How Often Will I Draw This Card?
And finally, some basic odds on how soon you'll draw a specific spell that
you put in your deck. The following tables assume that you'll be casting or
discarding once per turn, so they are just a general guideline; if you have
lots of cheap spells in a deck so that you can cast and discard early on, your
odds will improve.

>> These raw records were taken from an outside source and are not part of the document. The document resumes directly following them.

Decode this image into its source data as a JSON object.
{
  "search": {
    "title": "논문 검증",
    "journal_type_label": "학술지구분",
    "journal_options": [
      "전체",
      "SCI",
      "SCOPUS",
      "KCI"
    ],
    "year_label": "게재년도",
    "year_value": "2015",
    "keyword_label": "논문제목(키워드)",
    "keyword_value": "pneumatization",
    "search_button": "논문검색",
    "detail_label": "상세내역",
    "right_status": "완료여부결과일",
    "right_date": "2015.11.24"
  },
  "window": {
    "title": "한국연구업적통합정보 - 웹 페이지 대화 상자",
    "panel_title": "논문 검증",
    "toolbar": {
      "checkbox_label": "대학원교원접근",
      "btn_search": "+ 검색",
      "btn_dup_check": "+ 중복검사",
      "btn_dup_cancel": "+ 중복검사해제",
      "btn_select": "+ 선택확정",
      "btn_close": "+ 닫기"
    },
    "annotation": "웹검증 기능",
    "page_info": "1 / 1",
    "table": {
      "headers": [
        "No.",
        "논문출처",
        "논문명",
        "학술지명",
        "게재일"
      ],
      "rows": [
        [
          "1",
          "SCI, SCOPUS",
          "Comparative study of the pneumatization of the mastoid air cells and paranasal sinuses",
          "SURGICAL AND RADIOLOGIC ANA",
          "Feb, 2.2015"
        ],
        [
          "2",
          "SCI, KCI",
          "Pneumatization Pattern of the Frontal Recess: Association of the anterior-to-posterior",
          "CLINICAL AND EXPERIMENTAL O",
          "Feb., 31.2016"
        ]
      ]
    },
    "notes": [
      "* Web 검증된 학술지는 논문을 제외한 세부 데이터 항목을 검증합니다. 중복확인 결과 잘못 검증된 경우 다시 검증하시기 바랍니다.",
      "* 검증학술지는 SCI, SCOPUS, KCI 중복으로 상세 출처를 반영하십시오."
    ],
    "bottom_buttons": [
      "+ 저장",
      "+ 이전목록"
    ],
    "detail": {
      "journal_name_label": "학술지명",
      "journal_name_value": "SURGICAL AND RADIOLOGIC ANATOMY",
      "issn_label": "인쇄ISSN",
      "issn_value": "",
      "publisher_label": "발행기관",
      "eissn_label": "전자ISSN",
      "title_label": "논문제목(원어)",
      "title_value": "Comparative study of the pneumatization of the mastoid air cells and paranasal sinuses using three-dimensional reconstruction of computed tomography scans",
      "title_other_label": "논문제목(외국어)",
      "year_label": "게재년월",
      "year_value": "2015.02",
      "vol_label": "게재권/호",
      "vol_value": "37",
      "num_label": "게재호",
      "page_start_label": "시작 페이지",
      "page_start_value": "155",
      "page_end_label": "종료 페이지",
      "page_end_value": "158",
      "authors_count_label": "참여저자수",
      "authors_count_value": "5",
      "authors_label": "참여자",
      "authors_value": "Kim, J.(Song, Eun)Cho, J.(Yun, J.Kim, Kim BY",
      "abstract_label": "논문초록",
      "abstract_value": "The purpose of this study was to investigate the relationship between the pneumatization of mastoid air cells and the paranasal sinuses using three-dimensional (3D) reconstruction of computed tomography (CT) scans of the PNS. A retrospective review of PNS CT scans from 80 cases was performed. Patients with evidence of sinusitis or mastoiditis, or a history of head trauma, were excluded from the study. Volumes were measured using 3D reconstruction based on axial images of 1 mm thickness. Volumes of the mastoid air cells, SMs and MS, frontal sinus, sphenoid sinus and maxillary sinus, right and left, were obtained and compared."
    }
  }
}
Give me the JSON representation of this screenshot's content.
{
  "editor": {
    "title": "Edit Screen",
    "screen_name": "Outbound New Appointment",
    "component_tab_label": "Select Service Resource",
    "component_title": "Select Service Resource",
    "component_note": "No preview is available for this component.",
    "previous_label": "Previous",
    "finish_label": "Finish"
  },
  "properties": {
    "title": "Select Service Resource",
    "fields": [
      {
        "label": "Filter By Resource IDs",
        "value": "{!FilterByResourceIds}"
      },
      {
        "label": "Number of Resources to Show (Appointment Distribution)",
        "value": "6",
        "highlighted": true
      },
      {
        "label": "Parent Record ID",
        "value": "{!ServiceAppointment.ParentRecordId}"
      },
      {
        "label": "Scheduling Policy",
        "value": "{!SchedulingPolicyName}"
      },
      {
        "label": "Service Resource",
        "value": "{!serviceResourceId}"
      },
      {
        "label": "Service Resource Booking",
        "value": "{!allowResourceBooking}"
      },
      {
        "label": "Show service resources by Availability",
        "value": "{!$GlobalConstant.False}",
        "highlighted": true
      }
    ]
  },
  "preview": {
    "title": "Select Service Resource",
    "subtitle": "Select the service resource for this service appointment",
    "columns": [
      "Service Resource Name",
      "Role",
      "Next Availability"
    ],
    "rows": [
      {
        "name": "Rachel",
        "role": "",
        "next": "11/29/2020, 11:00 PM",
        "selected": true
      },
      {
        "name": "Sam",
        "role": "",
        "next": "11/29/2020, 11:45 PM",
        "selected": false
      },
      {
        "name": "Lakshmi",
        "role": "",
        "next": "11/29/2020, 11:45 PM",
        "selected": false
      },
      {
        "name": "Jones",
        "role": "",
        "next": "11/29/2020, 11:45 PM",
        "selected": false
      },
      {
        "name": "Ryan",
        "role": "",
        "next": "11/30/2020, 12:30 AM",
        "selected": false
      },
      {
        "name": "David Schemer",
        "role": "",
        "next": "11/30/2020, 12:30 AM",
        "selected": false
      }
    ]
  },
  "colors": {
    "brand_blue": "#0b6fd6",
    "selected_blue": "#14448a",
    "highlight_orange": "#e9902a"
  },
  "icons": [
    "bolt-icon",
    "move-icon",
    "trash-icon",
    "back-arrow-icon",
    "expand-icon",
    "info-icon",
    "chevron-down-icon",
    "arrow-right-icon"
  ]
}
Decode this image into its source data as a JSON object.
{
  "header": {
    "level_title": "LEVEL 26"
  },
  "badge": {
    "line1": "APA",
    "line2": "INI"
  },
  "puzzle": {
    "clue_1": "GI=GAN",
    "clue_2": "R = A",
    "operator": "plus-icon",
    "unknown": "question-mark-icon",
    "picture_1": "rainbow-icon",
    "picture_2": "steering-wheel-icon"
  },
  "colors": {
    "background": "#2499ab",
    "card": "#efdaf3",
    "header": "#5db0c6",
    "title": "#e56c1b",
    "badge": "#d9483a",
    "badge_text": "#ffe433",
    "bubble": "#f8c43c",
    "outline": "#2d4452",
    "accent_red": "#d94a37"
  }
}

The numbers given are the percentage of the time that you'll
draw the card by the given turn, rounded to the nearest whole number.
If you have one copy in your deck:
1 copy

Deck Size 
Turn

30

35

40

50

60

80

100

1

17

14

12

10

8

6

5

2

20

17

15

12

10

8

6

3

23

20

17

14

12

9

7

4

27

23

20

16

13

10

8

5

30

26

22

18

15

11

9

6

33

29

25

20

17

12

10

7

37

31

27

22

18

14

11

8

40

34

30

24

20

15

12

If you have two copies in your deck (the second number is the percentage of
the time that you'll draw both by that time):
2 copies

Deck Size

Turn

30

35

40

50

60

80

100

1

29,2

25,2

22,1

18,1

15,1

12,0

10,0

2

33,3

29,3

26,2

21,1

18,1

14,0

11,0

3

37,5

33,4

29,3

25,2

21,1

16,1

13,0

4

40,6

36,5

33,4

27,2

24,2

18,1

15,1

5

43,8

39,6

36,5

30,3

26,2

20,1

16,1

6

46,10

42,8

38,6

33,4

28,3

22,1

18,1

7

48,13

44,9

41,7

35,4

30,3

24,2

20,1

8

50,15

46,11

43,8

37,5

33,4

26,2

21,1

If you have three copies in your deck (the second number is how often you'll
draw two copies; the third number is how often you'll draw all three copies):
3 copies

Deck Size

Turn

30

35

40

50

60

80

100

1

37,6,0

33,5,0

30,4,0

25,2,0

22,2,0

17,1,0

14,1,0

2

41,9,0

37,7,0

34,5,0

29,3,0

25,2,0

20,1,0

16,1,0

3

44,12,1

40,9,1

37,7,0

32,5,0

28,3,0

22,2,0

19,1,0

4

46,15,1

43,12,1

40,9,0

35,6,0

31,4,0

25,2,0

21,2,0

5

47,19,2

45,14,1

42,11,1

38,8,0

34,5,0

27,3,0

23,2,0

6

47,22,3

46,17,2

44,14,1

40,9,1

36,7,0

29,4,0

25,3,0

7

46,26,4

46,20,3

45,16,2

42,11,1

38,8,0

31,5,0

27,3,0

8

45,30,5

46,23,3

46,19,2

43,13,1

40,10,1

33,5,0

28,4,0

If you have four copies in your deck (the second number is how often you'll
draw two copies, third number three copies, fourth number all four copies):
4 copies

Deck Size

Turn

30

35

40

50

60

80

100

1

42,11,1,0

39,8,1,0

36,7,0,0

31,4,0,0

27,3,0,0

21,2,0,0

18,1,0,0

2

44,15,2,0

42,12,1,0

39,9,1,0

35,6,0,0

31,4,0,0

25,3,0,0

21,2,0,0

3

45,19,3,0

44,15,2,0

42,12,1,0

38,8,1,0

34,6,0,0

28,3,0,0

23,2,0,0

4

45,24,4,0

45,19,3,0

43,15,2,0

40,10,1,0

36,8,1,0

30,5,0,0

26,3,0,0

5

44,28,6,0

45,22,4,0

44,18,3,0

42,13,1,0

38,10,1,0

33,6,0,0

28,4,0,0

6

42,31,9,1

44,26,6,0

44,21,4,0

43,15,2,0

40,11,1,0

35,7,1,0

30,5,0,0

7

39,34,11,1

43,29,8,1

44,24,5,0

44,18,3,0

42,13,2,0

37,8,1,0

32,5,0,0

8

36,37,14,2

41,32,10,1

43,27,7,1

44,20,4,0

43,15,2,0

38,10,1,0

34,6,0,0

So, the next time someone asks you why they can't seem to draw that Armistice
from their 80card deck, calmly explain that they have less than a 50/50 shot
at even seeing one of them by the time their opponent is attacking their first
town.
Good luck!
Read more